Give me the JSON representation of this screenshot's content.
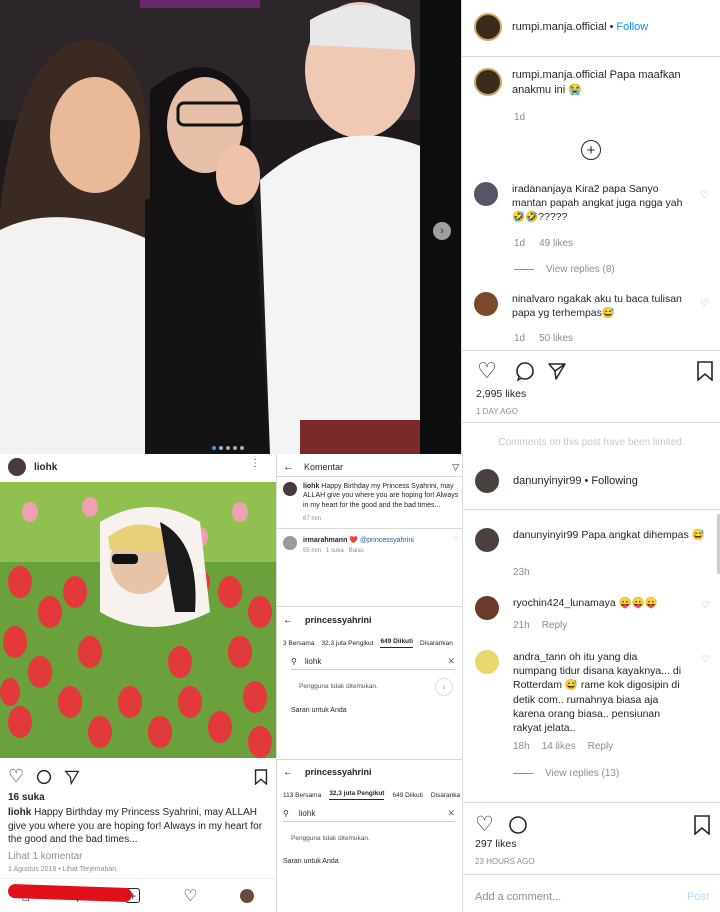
{
  "post1": {
    "username": "rumpi.manja.official",
    "follow": "Follow",
    "caption": "Papa maafkan anakmu ini 😭",
    "caption_time": "1d",
    "comments": [
      {
        "user": "iradananjaya",
        "text": "Kira2 papa Sanyo mantan papah angkat juga ngga yah🤣🤣?????",
        "time": "1d",
        "likes": "49 likes",
        "view_replies": "View replies (8)"
      },
      {
        "user": "ninalvaro",
        "text": "ngakak aku tu baca tulisan papa yg terhempas😅",
        "time": "1d",
        "likes": "50 likes"
      }
    ],
    "likes": "2,995 likes",
    "date": "1 DAY AGO",
    "limited": "Comments on this post have been limited."
  },
  "post2": {
    "username": "liohk",
    "likes": "16 suka",
    "caption_user": "liohk",
    "caption": "Happy Birthday my Princess Syahrini, may ALLAH give you where you are hoping for! Always in my heart for the good and the bad times...",
    "see_comments": "Lihat 1 komentar",
    "date": "1 Agustus 2018 • Lihat Terjemahan"
  },
  "komentar": {
    "header": "Komentar",
    "c1_user": "liohk",
    "c1_text": "Happy Birthday my Princess Syahrini, may ALLAH give you where you are hoping for! Always in my heart for the good and the bad times...",
    "c1_time": "67 min",
    "c2_user": "irmarahmann",
    "c2_text": "❤️ @princessyahrini",
    "c2_meta": "55 min   1 suka   Balas"
  },
  "search1": {
    "username": "princessyahrini",
    "tabs": [
      "3 Bersama",
      "32,3 juta Pengikut",
      "649 Diikuti",
      "Disarankan"
    ],
    "query": "liohk",
    "no_result": "Pengguna tidak ditemukan.",
    "suggest": "Saran untuk Anda"
  },
  "search2": {
    "username": "princessyahrini",
    "tabs": [
      "113 Bersama",
      "32,3 juta Pengikut",
      "649 Diikuti",
      "Disaranka"
    ],
    "query": "liohk",
    "no_result": "Pengguna tidak ditemukan.",
    "suggest": "Saran untuk Anda"
  },
  "post3": {
    "username": "danunyinyir99",
    "following": "Following",
    "caption": "Papa angkat dihempas 😅",
    "caption_time": "23h",
    "comments": [
      {
        "user": "ryochin424_lunamaya",
        "text": "😛😛😛",
        "time": "21h",
        "reply": "Reply"
      },
      {
        "user": "andra_tann",
        "text": "oh itu yang dia numpang tidur disana kayaknya... di Rotterdam 😅 rame kok digosipin di detik com.. rumahnya biasa aja karena orang biasa.. pensiunan rakyat jelata..",
        "time": "18h",
        "likes": "14 likes",
        "reply": "Reply",
        "view_replies": "View replies (13)"
      }
    ],
    "likes": "297 likes",
    "date": "23 HOURS AGO",
    "add_comment": "Add a comment...",
    "post": "Post"
  }
}
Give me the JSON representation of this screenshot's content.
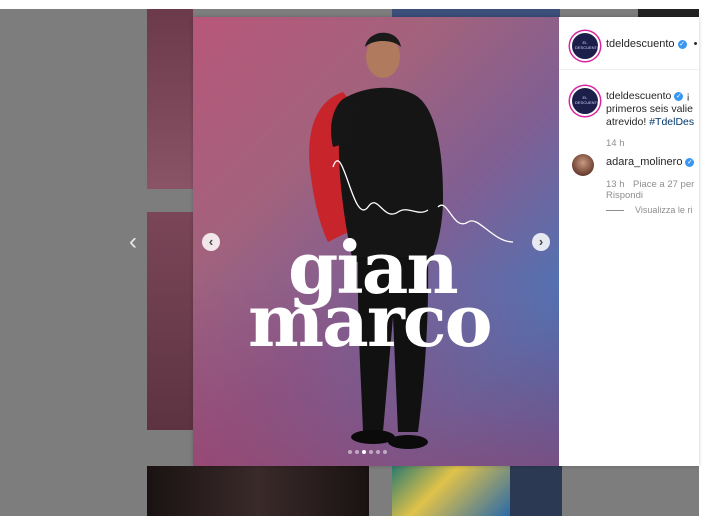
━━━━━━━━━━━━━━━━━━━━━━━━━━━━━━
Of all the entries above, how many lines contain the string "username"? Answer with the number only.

Completed exercise — 5